[Entries from a dataset of interfaces]
/---

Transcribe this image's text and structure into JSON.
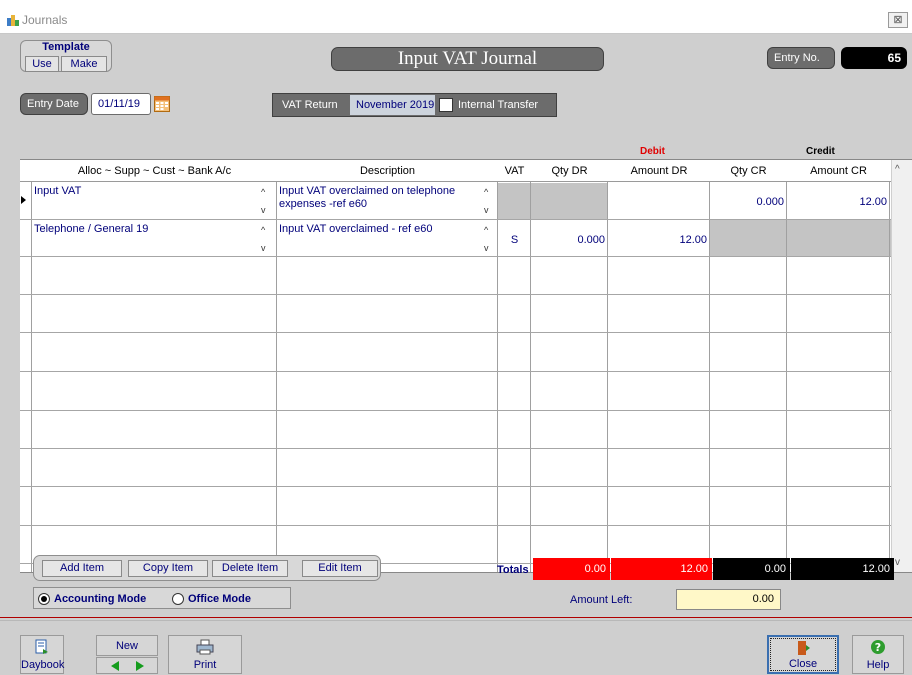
{
  "window": {
    "title": "Journals",
    "close_glyph": "⊠"
  },
  "template": {
    "label": "Template",
    "use": "Use",
    "make": "Make"
  },
  "journal_title": "Input VAT Journal",
  "entry_no": {
    "label": "Entry No.",
    "value": "65"
  },
  "entry_date": {
    "label": "Entry Date",
    "value": "01/11/19"
  },
  "vat_return": {
    "label": "VAT Return",
    "value": "November 2019",
    "internal_transfer_label": "Internal Transfer",
    "internal_transfer_checked": false
  },
  "group_headers": {
    "debit": "Debit",
    "credit": "Credit"
  },
  "columns": [
    "Alloc ~ Supp ~ Cust ~ Bank A/c",
    "Description",
    "VAT",
    "Qty DR",
    "Amount DR",
    "Qty CR",
    "Amount CR"
  ],
  "rows": [
    {
      "account": "Input VAT",
      "description": "Input VAT overclaimed on telephone expenses -ref e60",
      "vat": "",
      "qty_dr": "",
      "amount_dr": "",
      "qty_cr": "0.000",
      "amount_cr": "12.00"
    },
    {
      "account": "Telephone / General 19",
      "description": "Input VAT overclaimed  - ref e60",
      "vat": "S",
      "qty_dr": "0.000",
      "amount_dr": "12.00",
      "qty_cr": "",
      "amount_cr": ""
    }
  ],
  "actions": {
    "add": "Add Item",
    "copy": "Copy Item",
    "delete": "Delete Item",
    "edit": "Edit Item"
  },
  "modes": {
    "accounting": "Accounting Mode",
    "office": "Office Mode",
    "selected": "accounting"
  },
  "totals": {
    "label": "Totals",
    "qty_dr": "0.00",
    "amount_dr": "12.00",
    "qty_cr": "0.00",
    "amount_cr": "12.00"
  },
  "amount_left": {
    "label": "Amount Left:",
    "value": "0.00"
  },
  "footer": {
    "daybook": "Daybook",
    "new": "New",
    "print": "Print",
    "close": "Close",
    "help": "Help"
  },
  "colors": {
    "debit_total_bg": "#ff0000",
    "credit_total_bg": "#000000",
    "amount_left_bg": "#fff8c8",
    "accent_text": "#00007a"
  }
}
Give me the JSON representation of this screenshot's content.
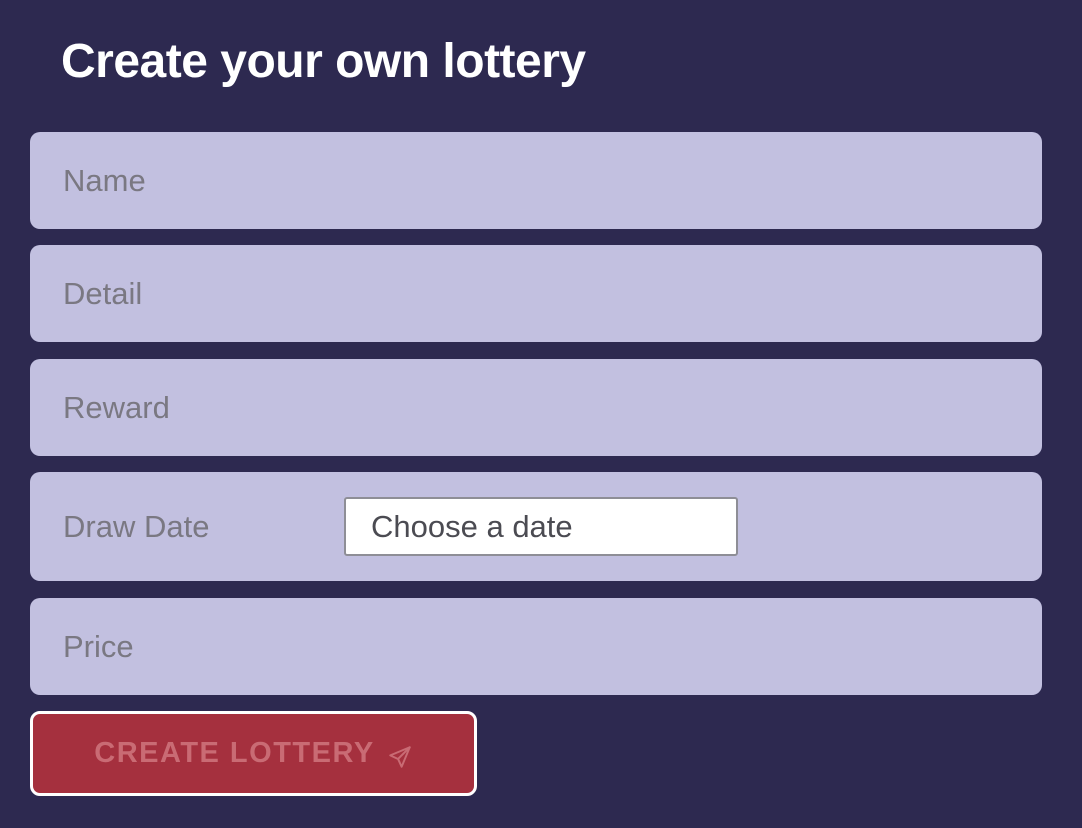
{
  "form": {
    "title": "Create your own lottery",
    "name_placeholder": "Name",
    "detail_placeholder": "Detail",
    "reward_placeholder": "Reward",
    "draw_date_label": "Draw Date",
    "draw_date_placeholder": "Choose a date",
    "price_placeholder": "Price",
    "submit_label": "CREATE LOTTERY",
    "submit_icon": "send-icon"
  },
  "colors": {
    "background": "#2d2950",
    "field": "#c2c0e0",
    "button": "#a5303e",
    "button_text": "#c96b74",
    "title_text": "#ffffff"
  }
}
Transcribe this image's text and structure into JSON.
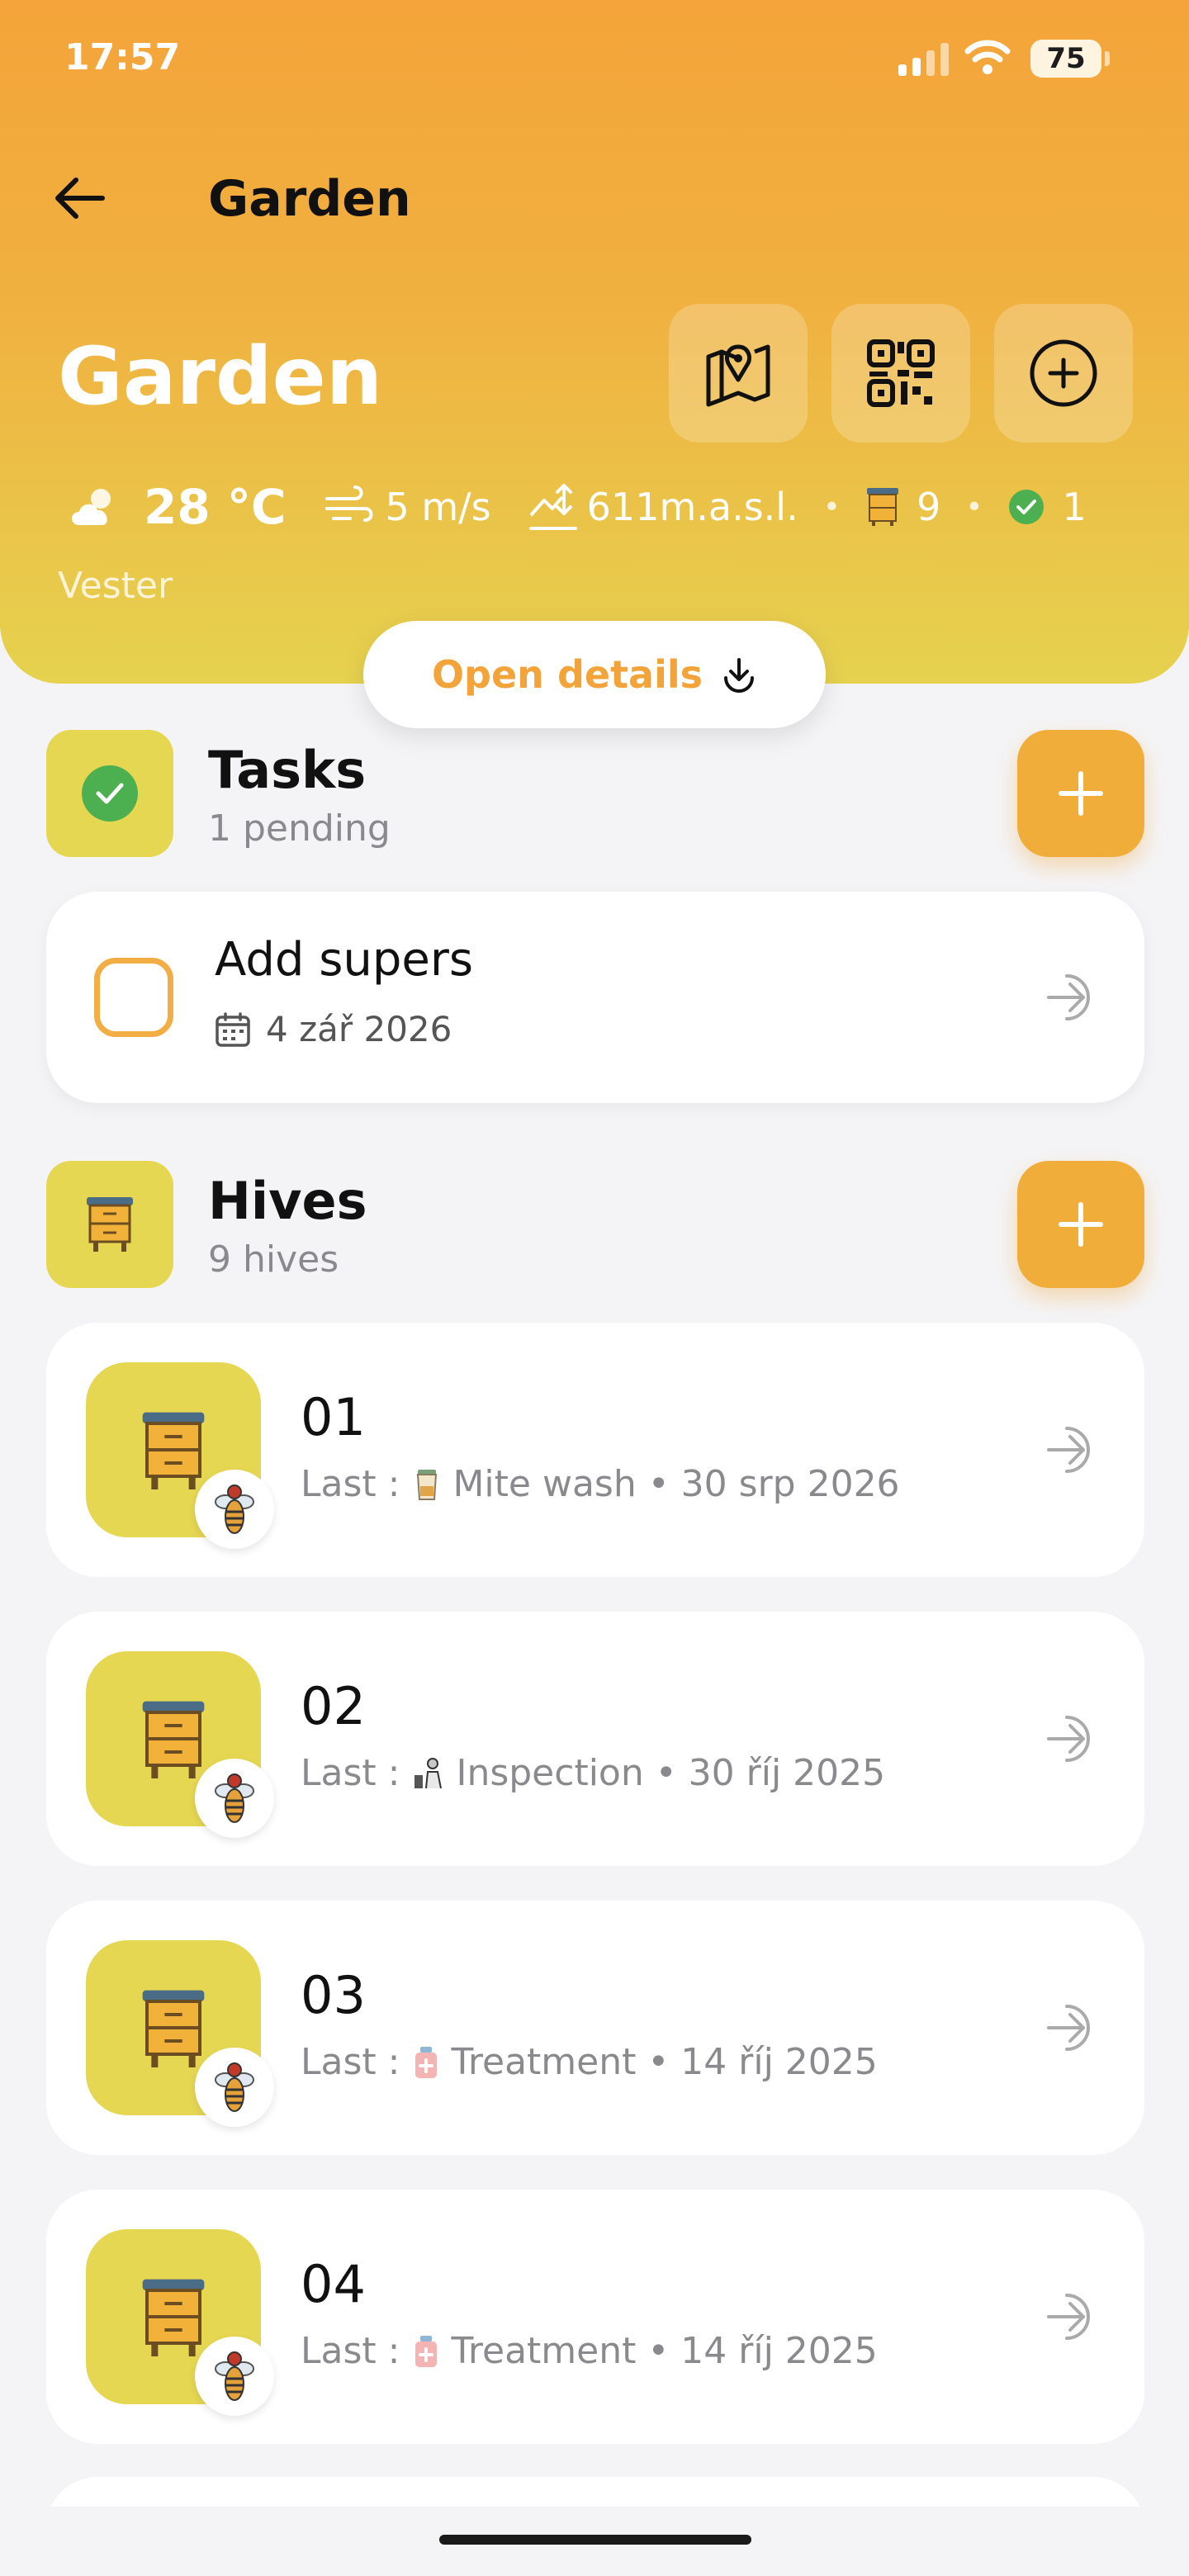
{
  "status_bar": {
    "time": "17:57",
    "battery": "75"
  },
  "nav": {
    "title": "Garden"
  },
  "apiary": {
    "name": "Garden",
    "temperature": "28 °C",
    "wind": "5 m/s",
    "altitude": "611m.a.s.l.",
    "hive_count": "9",
    "tasks_done": "1",
    "location": "Vester"
  },
  "open_details": {
    "label": "Open details"
  },
  "tasks": {
    "title": "Tasks",
    "subtitle": "1 pending",
    "items": [
      {
        "title": "Add supers",
        "date": "4 zář 2026"
      }
    ]
  },
  "hives": {
    "title": "Hives",
    "subtitle": "9 hives",
    "last_label": "Last :",
    "items": [
      {
        "name": "01",
        "activity": "Mite wash",
        "date": "30 srp 2026",
        "activity_icon": "jar-icon"
      },
      {
        "name": "02",
        "activity": "Inspection",
        "date": "30 říj 2025",
        "activity_icon": "beekeeper-icon"
      },
      {
        "name": "03",
        "activity": "Treatment",
        "date": "14 říj 2025",
        "activity_icon": "medicine-bottle-icon"
      },
      {
        "name": "04",
        "activity": "Treatment",
        "date": "14 říj 2025",
        "activity_icon": "medicine-bottle-icon"
      }
    ]
  },
  "colors": {
    "accent_orange": "#f0ad39",
    "header_top": "#f4a43a",
    "header_bottom": "#e6d24f",
    "hive_tile": "#e6d753",
    "done_green": "#4caf50"
  }
}
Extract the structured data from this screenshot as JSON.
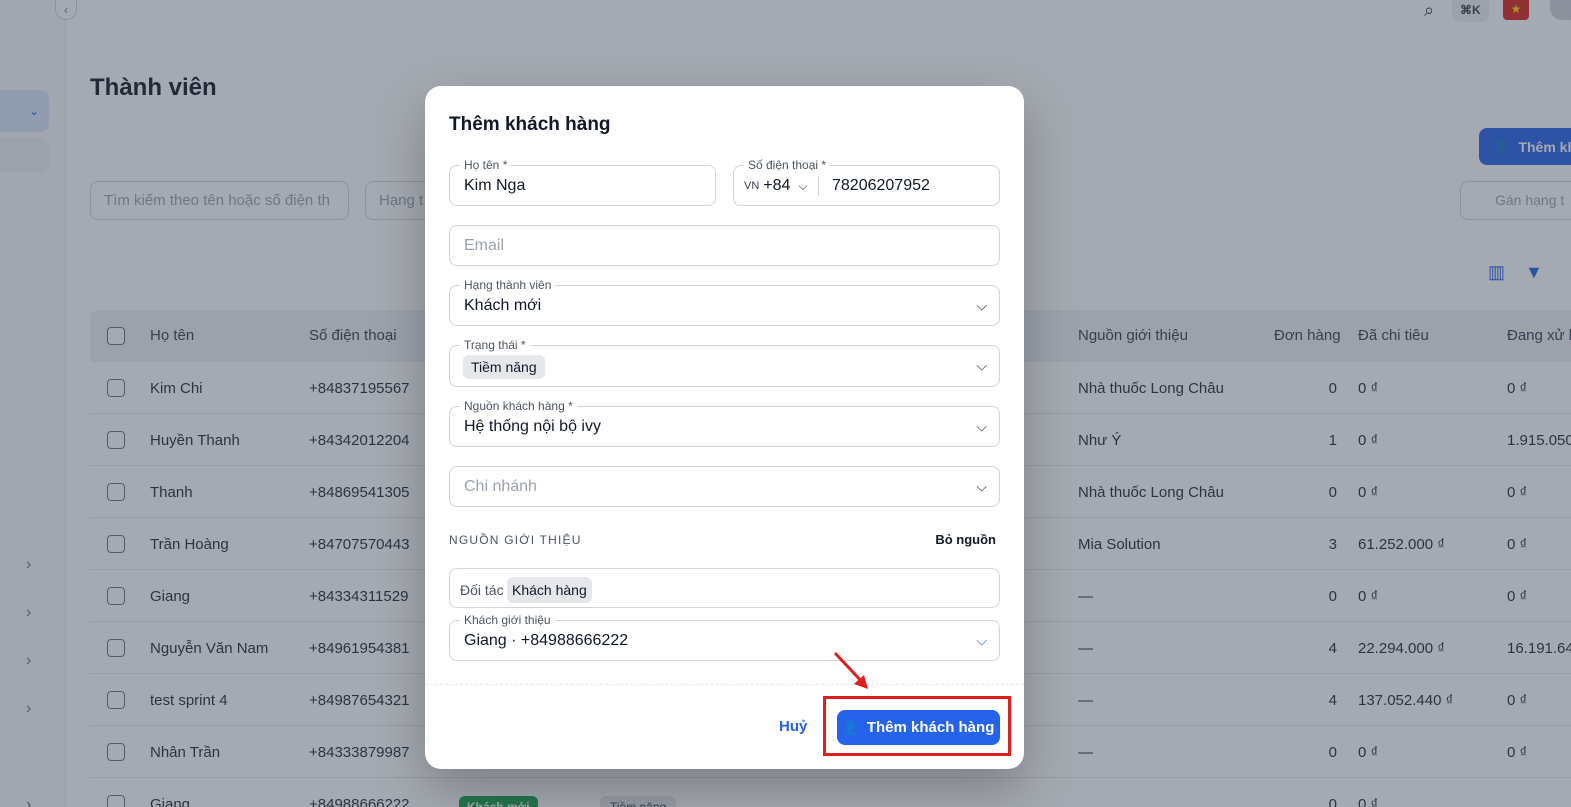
{
  "page": {
    "title": "Thành viên",
    "add_button": "Thêm kh",
    "search_placeholder": "Tìm kiếm theo tên hoặc số điện th",
    "rank_filter_placeholder": "Hạng t",
    "assign_rank": "Gán hạng t",
    "kbd_shortcut": "⌘K"
  },
  "table": {
    "headers": [
      "Họ tên",
      "Số điện thoại",
      "Nguồn giới thiệu",
      "Đơn hàng",
      "Đã chi tiêu",
      "Đang xử l"
    ],
    "rows": [
      {
        "name": "Kim Chi",
        "phone": "+84837195567",
        "source": "Nhà thuốc Long Châu",
        "orders": "0",
        "spent": "0 ₫",
        "processing": "0 ₫"
      },
      {
        "name": "Huyền Thanh",
        "phone": "+84342012204",
        "source": "Như Ý",
        "orders": "1",
        "spent": "0 ₫",
        "processing": "1.915.050"
      },
      {
        "name": "Thanh",
        "phone": "+84869541305",
        "source": "Nhà thuốc Long Châu",
        "orders": "0",
        "spent": "0 ₫",
        "processing": "0 ₫"
      },
      {
        "name": "Trần Hoàng",
        "phone": "+84707570443",
        "source": "Mia Solution",
        "orders": "3",
        "spent": "61.252.000 ₫",
        "processing": "0 ₫"
      },
      {
        "name": "Giang",
        "phone": "+84334311529",
        "source": "—",
        "orders": "0",
        "spent": "0 ₫",
        "processing": "0 ₫"
      },
      {
        "name": "Nguyễn Văn Nam",
        "phone": "+84961954381",
        "source": "—",
        "orders": "4",
        "spent": "22.294.000 ₫",
        "processing": "16.191.64"
      },
      {
        "name": "test sprint 4",
        "phone": "+84987654321",
        "source": "—",
        "orders": "4",
        "spent": "137.052.440 ₫",
        "processing": "0 ₫"
      },
      {
        "name": "Nhân Trần",
        "phone": "+84333879987",
        "source": "—",
        "orders": "0",
        "spent": "0 ₫",
        "processing": "0 ₫"
      },
      {
        "name": "Giang",
        "phone": "+84988666222",
        "source": "",
        "orders": "0",
        "spent": "0 ₫",
        "processing": "",
        "tag_rank": "Khách mới",
        "tag_status": "Tiềm năng"
      }
    ]
  },
  "modal": {
    "title": "Thêm khách hàng",
    "name_label": "Họ tên *",
    "name_value": "Kim Nga",
    "phone_label": "Số điện thoại *",
    "country_code": "VN",
    "dial_code": "+84",
    "phone_value": "78206207952",
    "email_placeholder": "Email",
    "rank_label": "Hạng thành viên",
    "rank_value": "Khách mới",
    "status_label": "Trạng thái *",
    "status_value": "Tiềm năng",
    "source_label": "Nguồn khách hàng *",
    "source_value": "Hệ thống nội bộ ivy",
    "branch_placeholder": "Chi nhánh",
    "referral_section": "NGUỒN GIỚI THIỆU",
    "remove_source": "Bỏ nguồn",
    "referral_type_partner": "Đối tác",
    "referral_type_customer": "Khách hàng",
    "referrer_label": "Khách giới thiệu",
    "referrer_value": "Giang · +84988666222",
    "cancel_label": "Huỷ",
    "submit_label": "Thêm khách hàng"
  },
  "colors": {
    "primary": "#2563eb",
    "highlight": "#e11d1d"
  }
}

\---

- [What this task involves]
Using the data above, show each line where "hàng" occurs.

- [Exercise solution]
      "Đơn hàng",
    "title": "Thêm khách hàng",
    "source_label": "Nguồn khách hàng *",
    "referral_type_customer": "Khách hàng",
    "submit_label": "Thêm khách hàng"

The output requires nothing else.